American Legion Riders, Chapter 65
The American Legion Riders were formed:
What are the requirements to become an American Legion Rider?
(1) Be a current member of the American Legion, American Legion Auxiliary or Sons of the American Legion.
(2) Be the legally registered owner of a motorcycle of at least 350cc (21.4 CI) engine displacement and possess a valid driver's license in your state of residence (military equivalents acceptable as well).
- OR -
Must be the legal spouse of an ALR member in good standing within the Chapter of application.
Note: Must meet requirements of both 1 & 2
The Beginning of the American Legion Riders
In the fall of 1993 Chuck (Tramp) Dare shared a dream with then Post Commander (Polka) Bill Kaledas at the American Legion Post 396 in Garden City, Michigan. The idea came about to start a motorcycle association that would operate within the American Legion. The idea was to provide an atmosphere whereas Post, Auxiliary and SAL members, who shared an enthusiasm for motorcycles, could come together. It was meant to be a family oriented group.
Not knowing how to start this group up, and stay within the scope of the American Legion, a letter was written to then Department Adjutant Hubert Hess. In his November 19th, 1993 reply he stated that it "Sounds like a great idea". In this letter, and follow-up phone conversations, he gave us instructions on how to manage this program at our Post. He also provided us information on how to get approval for the use of the American Legion Emblem. We then sought to get this program recognized through our Post Membership. The idea was brought up at our Post meeting to have our Post sponsor the group to be known as the "American Legion Riders". It was passed by our members and thus became the birth of the first American Legion Riders group.
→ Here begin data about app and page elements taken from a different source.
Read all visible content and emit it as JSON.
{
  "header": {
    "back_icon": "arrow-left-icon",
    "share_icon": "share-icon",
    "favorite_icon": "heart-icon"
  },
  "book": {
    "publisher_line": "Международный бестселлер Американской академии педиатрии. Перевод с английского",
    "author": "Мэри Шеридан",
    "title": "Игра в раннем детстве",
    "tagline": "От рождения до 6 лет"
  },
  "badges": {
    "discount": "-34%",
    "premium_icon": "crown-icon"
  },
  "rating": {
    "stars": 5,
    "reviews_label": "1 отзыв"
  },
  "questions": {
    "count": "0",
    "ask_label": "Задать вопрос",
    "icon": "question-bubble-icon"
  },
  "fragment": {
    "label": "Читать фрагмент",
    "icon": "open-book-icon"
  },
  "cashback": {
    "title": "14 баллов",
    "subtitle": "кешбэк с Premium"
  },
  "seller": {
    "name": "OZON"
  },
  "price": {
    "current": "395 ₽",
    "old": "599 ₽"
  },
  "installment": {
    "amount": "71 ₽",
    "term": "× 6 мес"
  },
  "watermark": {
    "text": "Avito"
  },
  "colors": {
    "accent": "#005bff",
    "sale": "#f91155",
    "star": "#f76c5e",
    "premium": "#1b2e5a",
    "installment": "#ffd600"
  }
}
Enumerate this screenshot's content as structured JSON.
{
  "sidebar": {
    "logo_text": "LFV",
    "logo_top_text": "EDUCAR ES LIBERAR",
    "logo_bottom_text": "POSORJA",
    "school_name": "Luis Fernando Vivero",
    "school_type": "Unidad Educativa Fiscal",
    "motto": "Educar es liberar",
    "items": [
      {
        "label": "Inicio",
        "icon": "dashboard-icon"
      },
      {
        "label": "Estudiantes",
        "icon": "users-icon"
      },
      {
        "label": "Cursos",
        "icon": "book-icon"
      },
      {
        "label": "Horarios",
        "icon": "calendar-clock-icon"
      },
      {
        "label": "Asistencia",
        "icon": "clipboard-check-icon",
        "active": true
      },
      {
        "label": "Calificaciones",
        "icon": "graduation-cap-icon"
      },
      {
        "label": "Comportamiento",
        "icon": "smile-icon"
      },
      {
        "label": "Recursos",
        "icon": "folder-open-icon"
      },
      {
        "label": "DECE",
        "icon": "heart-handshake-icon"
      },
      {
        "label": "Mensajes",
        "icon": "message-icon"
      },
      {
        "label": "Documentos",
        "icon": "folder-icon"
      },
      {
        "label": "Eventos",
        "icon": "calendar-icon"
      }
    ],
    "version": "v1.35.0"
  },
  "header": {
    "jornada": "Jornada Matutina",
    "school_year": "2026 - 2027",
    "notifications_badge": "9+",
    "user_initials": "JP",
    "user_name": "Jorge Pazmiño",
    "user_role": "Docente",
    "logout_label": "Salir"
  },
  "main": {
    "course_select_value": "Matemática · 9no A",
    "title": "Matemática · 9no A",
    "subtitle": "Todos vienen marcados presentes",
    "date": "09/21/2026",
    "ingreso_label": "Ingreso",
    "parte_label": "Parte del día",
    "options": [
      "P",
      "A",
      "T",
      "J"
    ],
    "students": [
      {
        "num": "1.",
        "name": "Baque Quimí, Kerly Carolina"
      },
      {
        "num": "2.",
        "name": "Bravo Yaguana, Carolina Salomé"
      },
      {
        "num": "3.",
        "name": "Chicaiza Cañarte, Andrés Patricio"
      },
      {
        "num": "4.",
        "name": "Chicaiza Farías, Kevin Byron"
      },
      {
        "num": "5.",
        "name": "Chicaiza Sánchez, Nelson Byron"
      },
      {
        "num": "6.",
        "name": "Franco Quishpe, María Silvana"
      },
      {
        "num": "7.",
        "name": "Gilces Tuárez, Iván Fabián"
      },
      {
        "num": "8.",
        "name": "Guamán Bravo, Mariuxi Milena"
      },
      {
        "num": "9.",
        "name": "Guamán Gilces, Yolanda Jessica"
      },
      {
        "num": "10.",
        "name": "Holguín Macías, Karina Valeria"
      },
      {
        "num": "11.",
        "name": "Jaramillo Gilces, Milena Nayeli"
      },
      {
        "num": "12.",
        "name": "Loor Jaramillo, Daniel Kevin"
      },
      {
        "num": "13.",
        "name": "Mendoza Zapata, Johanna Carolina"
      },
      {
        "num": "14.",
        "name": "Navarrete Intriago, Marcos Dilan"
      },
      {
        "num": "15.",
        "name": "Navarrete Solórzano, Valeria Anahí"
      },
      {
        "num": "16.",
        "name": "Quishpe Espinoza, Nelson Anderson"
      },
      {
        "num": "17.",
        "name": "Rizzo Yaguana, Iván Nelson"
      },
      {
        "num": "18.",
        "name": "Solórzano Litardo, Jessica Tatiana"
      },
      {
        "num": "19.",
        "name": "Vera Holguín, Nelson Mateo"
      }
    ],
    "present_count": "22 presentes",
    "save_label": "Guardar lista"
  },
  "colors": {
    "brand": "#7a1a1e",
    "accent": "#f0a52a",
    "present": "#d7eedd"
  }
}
We started with just a small group. Within a few months we grew to nineteen members. We worked on developing a set of by-laws to help us to provide structure to our group. We designed an emblem for the American Legion Riders. This emblem, contained within its design, the emblem of the American Legion. Working closely with our Department Adjutant we were able to gain approval, by the national headquarters of the American Legion, to have our emblem manufactured for our group. This emblem is worn today by Legion Rider groups throughout the country and can be purchased directly through the American Legion National Emblem Sales. Examples of the patch can be viewed on our website: americanlegionriders.net
Another important decision we made, with concurrence of our Department Adjutant, was to not require members that wanted to become Legion Riders to transfer to our Post. Our Post sponsored the American Legion Rider group, but not all of our members belong to our Post. We felt that if we required members to transfer to our Post that this would cause a lot of hard feelings in other Post near our own community. What we soon found out was that our membership grew, not from current Legion members, but many joined the American Legion to become members of the American Legion Riders. A very conservative estimate would say that over half of our current membership joined the American Legion to enable them to join the Riders.
Right after starting we proceeded to get down to "business". Our objective was to support the aims and purposes of the American Legion, through service to our Community, State and Nation. We did such things as putting on a "Bingo" at the VA Hospital, putting on fundraisers for local charities, participating in motorcycle "runs" to raise money for charity and participation in ceremonies and parades. We did have some Post members who thought, in the beginning, that we would be just a bunch of "Bikers". After seeing the kinds of things we did, we gained a lot of respect in both the American Legion community as well as our own community.
In 1996 we had an article published about the American Legion Riders in the American Legion National publication of the "Dispatch". An article in the American Legion Magazine soon followed up this article and again in May 2002. In about 1996 "Tramp" moved to Texas, where he did a great job of promoting the Legion Rider program there. Today, there are groups of American Legion Riders throughout the country.
Where we are today
As the membership of the American Legion Riders is a very diverse group, so are the programs that they are involved in. By allowing each American Legion Rider Chapter to give their members the ability to manage their program at the Post level, the program has been allowed to grow. Today there exist Legion Rider programs in several states, and many more starting. The types of things that these groups are doing are far too many to mention in this article, but here are a few examples: